One observation unique to Margibi County, was that the health workers had little or no involvement with NTDs/SSSDs in Margibi. In fact, some health workers believed that skin NTDs were due to witchcraft.  We reflected that there was widespread belief in myths surrounding NTDs, highlighting the need to address these, even among health workers. REDRESS is scaling up services to Margibi, including training health workers. It would be preferable to train more than two health workers per facility and recommend ideally training three to four people per facility, or another approach would be to support trained health workers to train their peers within their ies.

Across all three counties, we learned that health facilities commonly experience a lack of medicines to treat SSSD patients from both health workers and patients. For example, in Grand Gedeh, CHAs/CHPs made four referrals to hospitals, but patients did not want to go as they were aware no medication was available at the hospital. We reflected on the need to strengthen supply chain (a key focus of REDRESS) to ensure making treatments available would be just as essential as providing training to deliver skin NTD care. This would give patients the confidence to seek quality, effective care. 

Fig. 8. Conducting a survey with a health worker, May 2022

Patient Survey

We did our patient survey in Lofa county only, not in Margibi and Grand Gedeh based on our sampling strategy. This is because Lofa County had previously provided case management for skin NTDs, following the roll-out of the initial case management pilot in 2016. By carrying out the survey here it meant it would be possible to evaluate the added impact of the REDRESS intervention specifically, as opposed to the impact of the full case management rollout as a whole in Margibi and Grand Gedeh. 

It was very challenging to identify patients for the survey. We expanded our checking of NTD case management ledgers to include other ledgers at health facilities, which helped us to find a few more patients. The district health team and the outreach team of health facilities were helpful in locating patients in communities. We will continue to enrol patients in our survey as part of a rolling baseline.

Identifying patients in the NTDs ledger at health facilities were a serious challenge. Majority of the facility’s NTDs ledgers were without data, few cases were found in above Five ledgers, Master Registers, and Surgical Register at health facilities. However, locating patients were also a major challenge. Most patients have relocated to other communities or have traveled to nearby countries seeking care. Long walking conditions, team members had to walk 3-4 hours to locate patients due to bad roads network. We also used motorcycles to reached patients wherever possible. (Colleen)

(Colleen Parker)

Lessons learned and Conclusion

We had weekly baseline activities catch-up sessions with our UK team and ad-hoc communications for problem-solving via WhatsApp which was helpful to address challenges such as using REDCap to collect data and data uploading. It also created a platform for our group reflections on how the surveys went and what would be good to do for our intervention preparation and roll-out.  As we reflected on the baseline quantitative data collection methods, we identified learning to potentially strengthen the roll-out of the REDRESS intervention phase. The learning was: to continue working with peer researchers/county data collectors; to provide support and training to health workers, to keep exploring reasons for patients not seeking healthcare at health facilities, to strengthen supply chain and to continue to enrol patients in our survey as part of a rolling baseline.   

 

With acknowledgement and thanks to our peer researchers:

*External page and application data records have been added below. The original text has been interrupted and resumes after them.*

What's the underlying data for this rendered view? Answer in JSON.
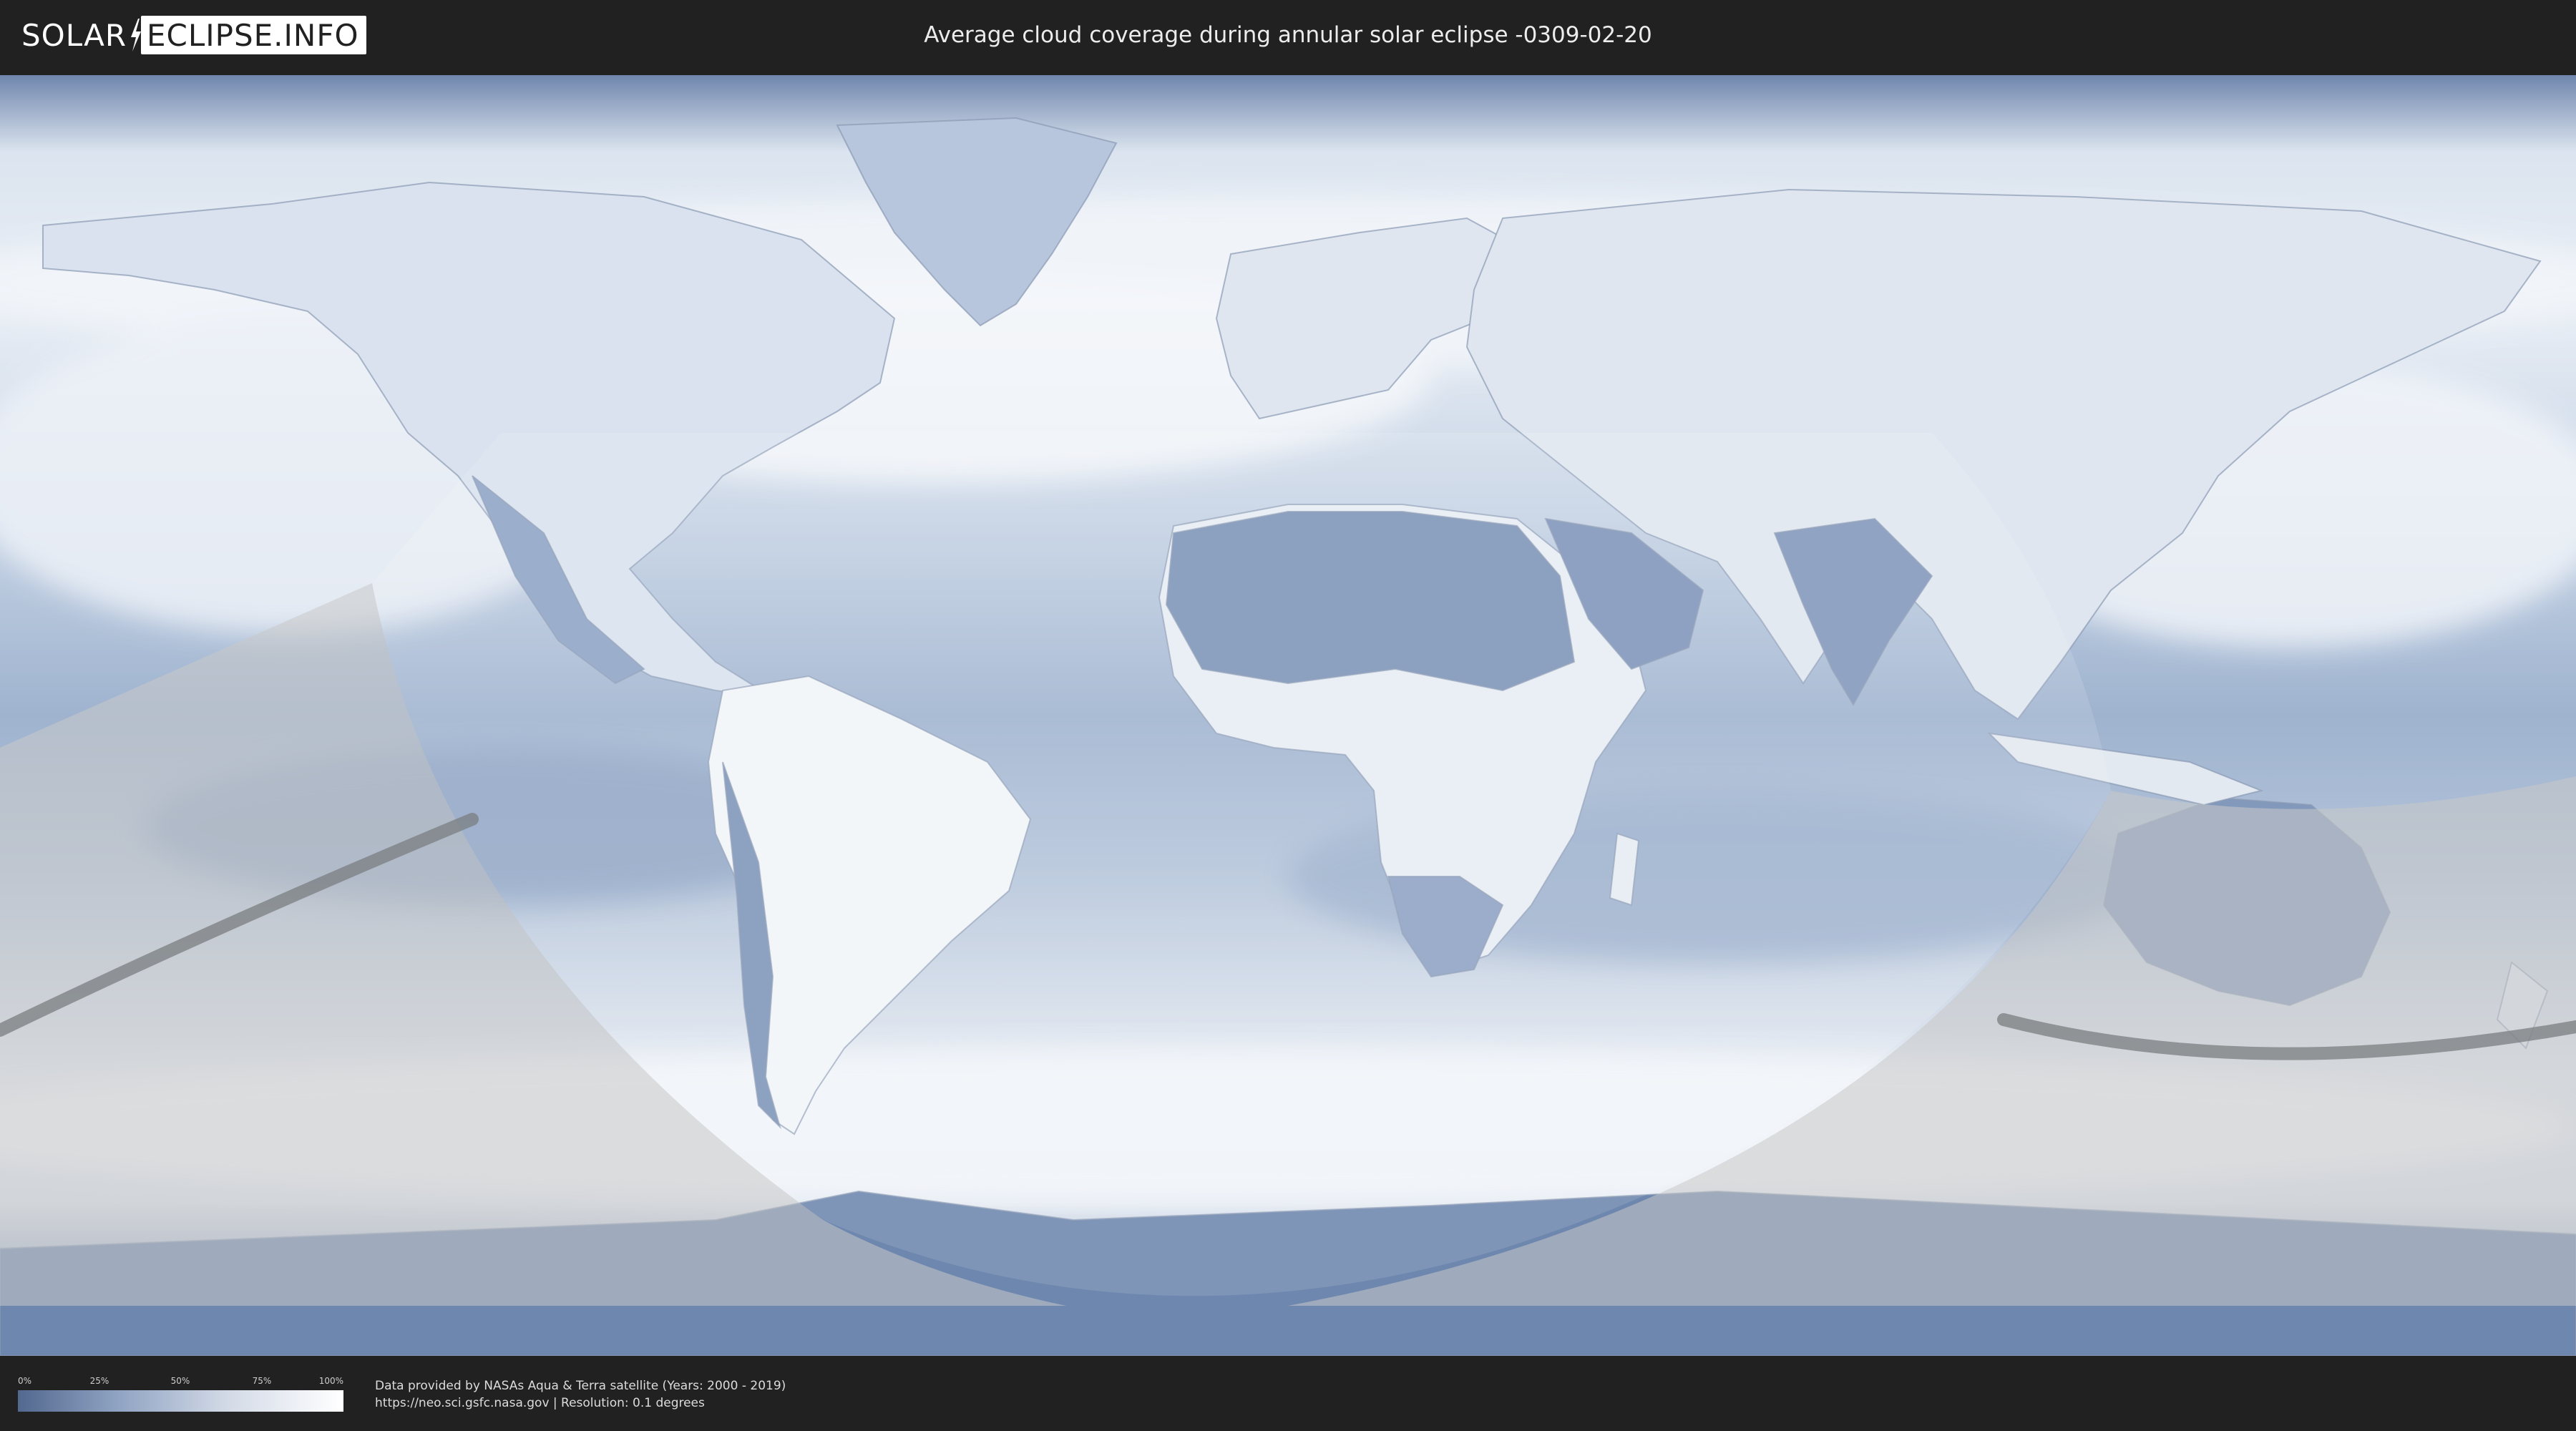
{
  "header": {
    "logo_left": "SOLAR",
    "logo_right": "ECLIPSE.INFO",
    "title": "Average cloud coverage during annular solar eclipse -0309-02-20"
  },
  "legend": {
    "ticks": [
      "0%",
      "25%",
      "50%",
      "75%",
      "100%"
    ],
    "colors": {
      "low": "#53688f",
      "high": "#ffffff"
    }
  },
  "credits": {
    "line1": "Data provided by NASAs Aqua & Terra satellite (Years: 2000 - 2019)",
    "line2": "https://neo.sci.gsfc.nasa.gov | Resolution: 0.1 degrees"
  },
  "colors": {
    "background": "#212121",
    "clear_sky": "#5b76a3",
    "cloud": "#f4f7fb",
    "night_overlay": "#c9c9c9",
    "eclipse_path": "#7a7d80"
  }
}
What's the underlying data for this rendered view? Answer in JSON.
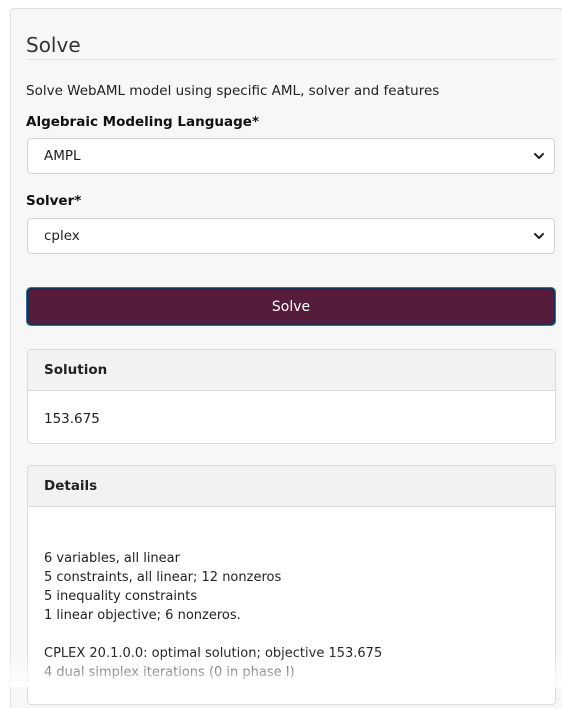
{
  "panel": {
    "title": "Solve",
    "description": "Solve WebAML model using specific AML, solver and features"
  },
  "aml_field": {
    "label": "Algebraic Modeling Language*",
    "value": "AMPL"
  },
  "solver_field": {
    "label": "Solver*",
    "value": "cplex"
  },
  "solve_button": {
    "label": "Solve",
    "color": "#561c3c"
  },
  "solution": {
    "header": "Solution",
    "value": "153.675"
  },
  "details": {
    "header": "Details",
    "text": "\n\n6 variables, all linear\n5 constraints, all linear; 12 nonzeros\n5 inequality constraints\n1 linear objective; 6 nonzeros.\n\nCPLEX 20.1.0.0: optimal solution; objective 153.675\n4 dual simplex iterations (0 in phase I)"
  },
  "icons": {
    "select_chevron": "chevron-down-icon"
  }
}
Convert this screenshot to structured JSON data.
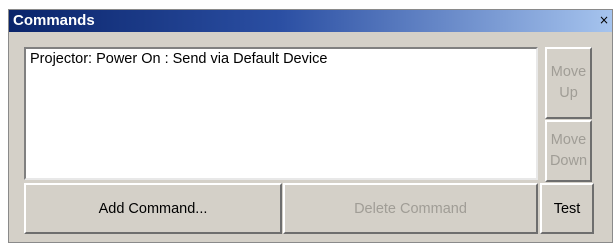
{
  "window": {
    "title": "Commands",
    "close_glyph": "×"
  },
  "commands": {
    "items": [
      {
        "text": "Projector: Power On : Send via Default Device"
      }
    ]
  },
  "buttons": {
    "move_up": {
      "line1": "Move",
      "line2": "Up",
      "enabled": false
    },
    "move_down": {
      "line1": "Move",
      "line2": "Down",
      "enabled": false
    },
    "add_command": {
      "label": "Add Command...",
      "enabled": true
    },
    "delete_command": {
      "label": "Delete Command",
      "enabled": false
    },
    "test": {
      "label": "Test",
      "enabled": true
    }
  },
  "colors": {
    "title_start": "#0a246a",
    "title_end": "#a6c4ee",
    "face": "#d4d0c8",
    "disabled_text": "#a09d96"
  }
}
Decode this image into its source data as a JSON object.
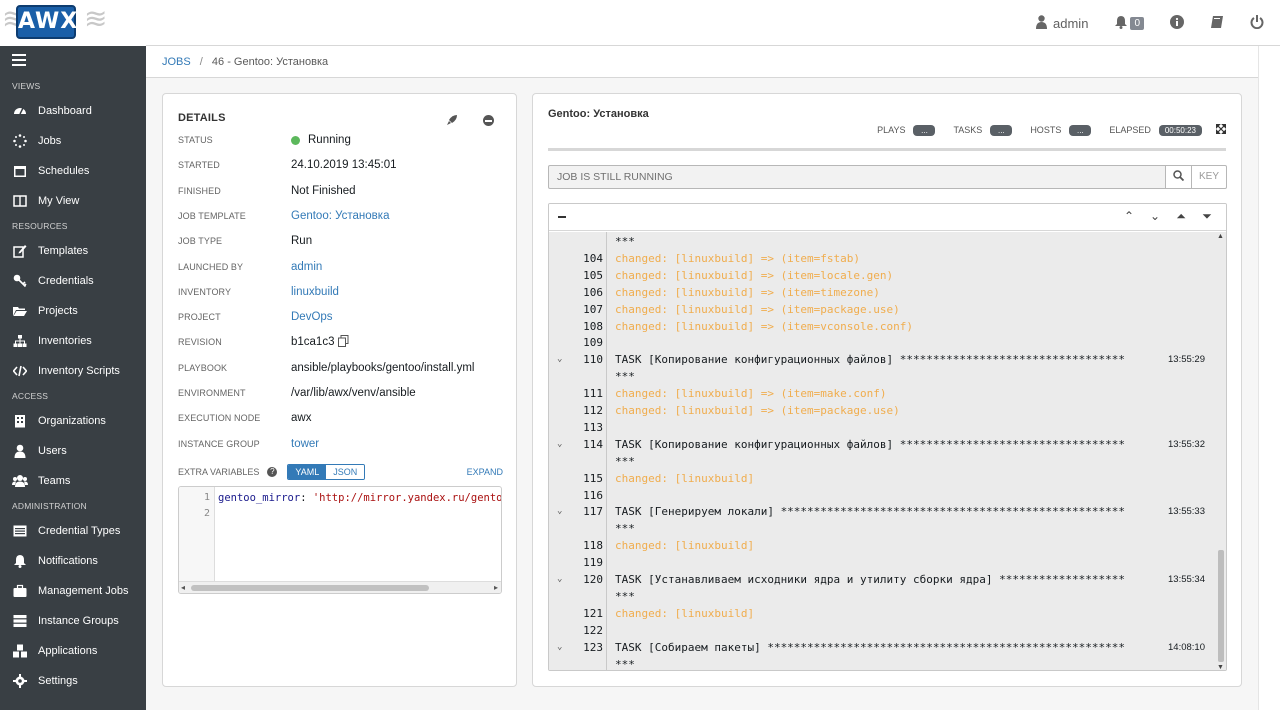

Margibi County: Christopher Morris, Haggar M. Kurah., Grand Gedeh County: Amanda Hallowanger, G. Robert Jaffa.,Lofa County: Satta Kollie, Emmanuel G. Zaizay, Jallah Kesselee and Kebeh  W.Lavela